===== TASK INPUTS =====

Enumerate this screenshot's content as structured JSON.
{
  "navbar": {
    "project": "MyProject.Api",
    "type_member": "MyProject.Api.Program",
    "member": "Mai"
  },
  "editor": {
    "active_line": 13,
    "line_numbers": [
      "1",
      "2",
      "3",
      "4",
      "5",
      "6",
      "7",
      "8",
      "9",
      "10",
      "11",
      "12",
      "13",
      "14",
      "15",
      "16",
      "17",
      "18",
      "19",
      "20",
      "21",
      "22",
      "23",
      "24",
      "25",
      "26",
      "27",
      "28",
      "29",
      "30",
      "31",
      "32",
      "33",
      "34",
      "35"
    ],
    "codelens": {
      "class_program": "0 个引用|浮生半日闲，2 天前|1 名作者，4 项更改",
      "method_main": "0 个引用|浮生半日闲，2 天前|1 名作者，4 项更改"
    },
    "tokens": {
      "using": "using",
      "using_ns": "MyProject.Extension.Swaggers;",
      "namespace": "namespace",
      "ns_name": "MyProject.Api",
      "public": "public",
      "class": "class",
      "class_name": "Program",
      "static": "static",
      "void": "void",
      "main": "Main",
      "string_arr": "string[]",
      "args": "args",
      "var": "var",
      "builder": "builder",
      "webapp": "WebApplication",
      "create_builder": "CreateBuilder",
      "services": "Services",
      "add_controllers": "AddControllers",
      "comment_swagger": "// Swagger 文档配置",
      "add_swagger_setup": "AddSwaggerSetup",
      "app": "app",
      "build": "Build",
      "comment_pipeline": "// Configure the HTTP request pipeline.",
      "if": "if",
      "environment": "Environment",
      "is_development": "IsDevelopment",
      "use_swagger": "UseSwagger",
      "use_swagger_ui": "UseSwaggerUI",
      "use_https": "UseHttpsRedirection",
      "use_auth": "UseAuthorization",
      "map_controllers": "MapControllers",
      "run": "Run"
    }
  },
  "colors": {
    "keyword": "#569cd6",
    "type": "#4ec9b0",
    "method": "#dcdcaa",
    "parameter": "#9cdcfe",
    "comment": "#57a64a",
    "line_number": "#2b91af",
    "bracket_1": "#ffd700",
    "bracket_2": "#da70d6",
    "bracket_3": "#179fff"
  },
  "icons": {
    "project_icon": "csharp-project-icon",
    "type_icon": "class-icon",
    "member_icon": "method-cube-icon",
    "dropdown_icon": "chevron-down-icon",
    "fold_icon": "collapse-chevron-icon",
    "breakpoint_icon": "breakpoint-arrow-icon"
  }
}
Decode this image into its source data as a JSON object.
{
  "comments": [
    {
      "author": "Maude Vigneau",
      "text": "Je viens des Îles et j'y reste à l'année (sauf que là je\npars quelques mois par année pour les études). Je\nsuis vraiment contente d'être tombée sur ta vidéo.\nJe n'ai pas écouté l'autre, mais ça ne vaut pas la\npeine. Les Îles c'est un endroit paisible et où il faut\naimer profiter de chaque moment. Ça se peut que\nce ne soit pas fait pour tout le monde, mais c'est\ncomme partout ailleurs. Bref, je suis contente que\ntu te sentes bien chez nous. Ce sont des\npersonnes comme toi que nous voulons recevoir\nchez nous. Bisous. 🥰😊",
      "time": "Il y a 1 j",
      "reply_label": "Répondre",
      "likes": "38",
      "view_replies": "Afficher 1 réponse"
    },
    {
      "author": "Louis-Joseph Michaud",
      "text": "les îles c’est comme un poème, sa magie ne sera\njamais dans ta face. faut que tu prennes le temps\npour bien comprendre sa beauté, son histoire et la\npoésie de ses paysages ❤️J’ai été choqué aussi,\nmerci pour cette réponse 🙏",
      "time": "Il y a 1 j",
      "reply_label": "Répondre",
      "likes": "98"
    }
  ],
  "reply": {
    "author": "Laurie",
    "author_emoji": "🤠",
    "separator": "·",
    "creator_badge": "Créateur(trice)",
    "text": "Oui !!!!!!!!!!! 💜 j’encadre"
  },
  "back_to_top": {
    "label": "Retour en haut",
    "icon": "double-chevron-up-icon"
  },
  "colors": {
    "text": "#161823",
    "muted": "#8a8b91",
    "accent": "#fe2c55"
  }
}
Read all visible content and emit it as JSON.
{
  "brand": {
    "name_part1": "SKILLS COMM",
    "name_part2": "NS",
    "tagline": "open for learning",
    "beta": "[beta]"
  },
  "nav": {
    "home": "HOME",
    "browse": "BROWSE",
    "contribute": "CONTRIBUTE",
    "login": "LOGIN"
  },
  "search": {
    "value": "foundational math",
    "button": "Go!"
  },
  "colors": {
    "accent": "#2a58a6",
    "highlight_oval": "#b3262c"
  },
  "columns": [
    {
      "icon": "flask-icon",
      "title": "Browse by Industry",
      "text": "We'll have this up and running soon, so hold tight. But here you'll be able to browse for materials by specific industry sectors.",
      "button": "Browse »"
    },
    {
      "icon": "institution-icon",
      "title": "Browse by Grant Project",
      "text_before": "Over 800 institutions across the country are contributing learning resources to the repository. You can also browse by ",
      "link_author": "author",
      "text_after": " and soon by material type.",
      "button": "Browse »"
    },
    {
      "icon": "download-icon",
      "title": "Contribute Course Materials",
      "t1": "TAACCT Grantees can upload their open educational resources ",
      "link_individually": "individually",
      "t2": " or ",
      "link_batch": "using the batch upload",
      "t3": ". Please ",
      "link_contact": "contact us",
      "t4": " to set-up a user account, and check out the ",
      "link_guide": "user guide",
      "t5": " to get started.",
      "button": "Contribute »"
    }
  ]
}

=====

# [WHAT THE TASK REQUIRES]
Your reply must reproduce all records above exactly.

# [EXPECTED OUTPUT]
Enumerate this screenshot's content as structured JSON.
{
  "navbar": {
    "project": "MyProject.Api",
    "type_member": "MyProject.Api.Program",
    "member": "Mai"
  },
  "editor": {
    "active_line": 13,
    "line_numbers": [
      "1",
      "2",
      "3",
      "4",
      "5",
      "6",
      "7",
      "8",
      "9",
      "10",
      "11",
      "12",
      "13",
      "14",
      "15",
      "16",
      "17",
      "18",
      "19",
      "20",
      "21",
      "22",
      "23",
      "24",
      "25",
      "26",
      "27",
      "28",
      "29",
      "30",
      "31",
      "32",
      "33",
      "34",
      "35"
    ],
    "codelens": {
      "class_program": "0 个引用|浮生半日闲，2 天前|1 名作者，4 项更改",
      "method_main": "0 个引用|浮生半日闲，2 天前|1 名作者，4 项更改"
    },
    "tokens": {
      "using": "using",
      "using_ns": "MyProject.Extension.Swaggers;",
      "namespace": "namespace",
      "ns_name": "MyProject.Api",
      "public": "public",
      "class": "class",
      "class_name": "Program",
      "static": "static",
      "void": "void",
      "main": "Main",
      "string_arr": "string[]",
      "args": "args",
      "var": "var",
      "builder": "builder",
      "webapp": "WebApplication",
      "create_builder": "CreateBuilder",
      "services": "Services",
      "add_controllers": "AddControllers",
      "comment_swagger": "// Swagger 文档配置",
      "add_swagger_setup": "AddSwaggerSetup",
      "app": "app",
      "build": "Build",
      "comment_pipeline": "// Configure the HTTP request pipeline.",
      "if": "if",
      "environment": "Environment",
      "is_development": "IsDevelopment",
      "use_swagger": "UseSwagger",
      "use_swagger_ui": "UseSwaggerUI",
      "use_https": "UseHttpsRedirection",
      "use_auth": "UseAuthorization",
      "map_controllers": "MapControllers",
      "run": "Run"
    }
  },
  "colors": {
    "keyword": "#569cd6",
    "type": "#4ec9b0",
    "method": "#dcdcaa",
    "parameter": "#9cdcfe",
    "comment": "#57a64a",
    "line_number": "#2b91af",
    "bracket_1": "#ffd700",
    "bracket_2": "#da70d6",
    "bracket_3": "#179fff"
  },
  "icons": {
    "project_icon": "csharp-project-icon",
    "type_icon": "class-icon",
    "member_icon": "method-cube-icon",
    "dropdown_icon": "chevron-down-icon",
    "fold_icon": "collapse-chevron-icon",
    "breakpoint_icon": "breakpoint-arrow-icon"
  }
}
Decode this image into its source data as a JSON object.
{
  "comments": [
    {
      "author": "Maude Vigneau",
      "text": "Je viens des Îles et j'y reste à l'année (sauf que là je\npars quelques mois par année pour les études). Je\nsuis vraiment contente d'être tombée sur ta vidéo.\nJe n'ai pas écouté l'autre, mais ça ne vaut pas la\npeine. Les Îles c'est un endroit paisible et où il faut\naimer profiter de chaque moment. Ça se peut que\nce ne soit pas fait pour tout le monde, mais c'est\ncomme partout ailleurs. Bref, je suis contente que\ntu te sentes bien chez nous. Ce sont des\npersonnes comme toi que nous voulons recevoir\nchez nous. Bisous. 🥰😊",
      "time": "Il y a 1 j",
      "reply_label": "Répondre",
      "likes": "38",
      "view_replies": "Afficher 1 réponse"
    },
    {
      "author": "Louis-Joseph Michaud",
      "text": "les îles c’est comme un poème, sa magie ne sera\njamais dans ta face. faut que tu prennes le temps\npour bien comprendre sa beauté, son histoire et la\npoésie de ses paysages ❤️J’ai été choqué aussi,\nmerci pour cette réponse 🙏",
      "time": "Il y a 1 j",
      "reply_label": "Répondre",
      "likes": "98"
    }
  ],
  "reply": {
    "author": "Laurie",
    "author_emoji": "🤠",
    "separator": "·",
    "creator_badge": "Créateur(trice)",
    "text": "Oui !!!!!!!!!!! 💜 j’encadre"
  },
  "back_to_top": {
    "label": "Retour en haut",
    "icon": "double-chevron-up-icon"
  },
  "colors": {
    "text": "#161823",
    "muted": "#8a8b91",
    "accent": "#fe2c55"
  }
}
Read all visible content and emit it as JSON.
{
  "brand": {
    "name_part1": "SKILLS COMM",
    "name_part2": "NS",
    "tagline": "open for learning",
    "beta": "[beta]"
  },
  "nav": {
    "home": "HOME",
    "browse": "BROWSE",
    "contribute": "CONTRIBUTE",
    "login": "LOGIN"
  },
  "search": {
    "value": "foundational math",
    "button": "Go!"
  },
  "colors": {
    "accent": "#2a58a6",
    "highlight_oval": "#b3262c"
  },
  "columns": [
    {
      "icon": "flask-icon",
      "title": "Browse by Industry",
      "text": "We'll have this up and running soon, so hold tight. But here you'll be able to browse for materials by specific industry sectors.",
      "button": "Browse »"
    },
    {
      "icon": "institution-icon",
      "title": "Browse by Grant Project",
      "text_before": "Over 800 institutions across the country are contributing learning resources to the repository. You can also browse by ",
      "link_author": "author",
      "text_after": " and soon by material type.",
      "button": "Browse »"
    },
    {
      "icon": "download-icon",
      "title": "Contribute Course Materials",
      "t1": "TAACCT Grantees can upload their open educational resources ",
      "link_individually": "individually",
      "t2": " or ",
      "link_batch": "using the batch upload",
      "t3": ". Please ",
      "link_contact": "contact us",
      "t4": " to set-up a user account, and check out the ",
      "link_guide": "user guide",
      "t5": " to get started.",
      "button": "Contribute »"
    }
  ]
}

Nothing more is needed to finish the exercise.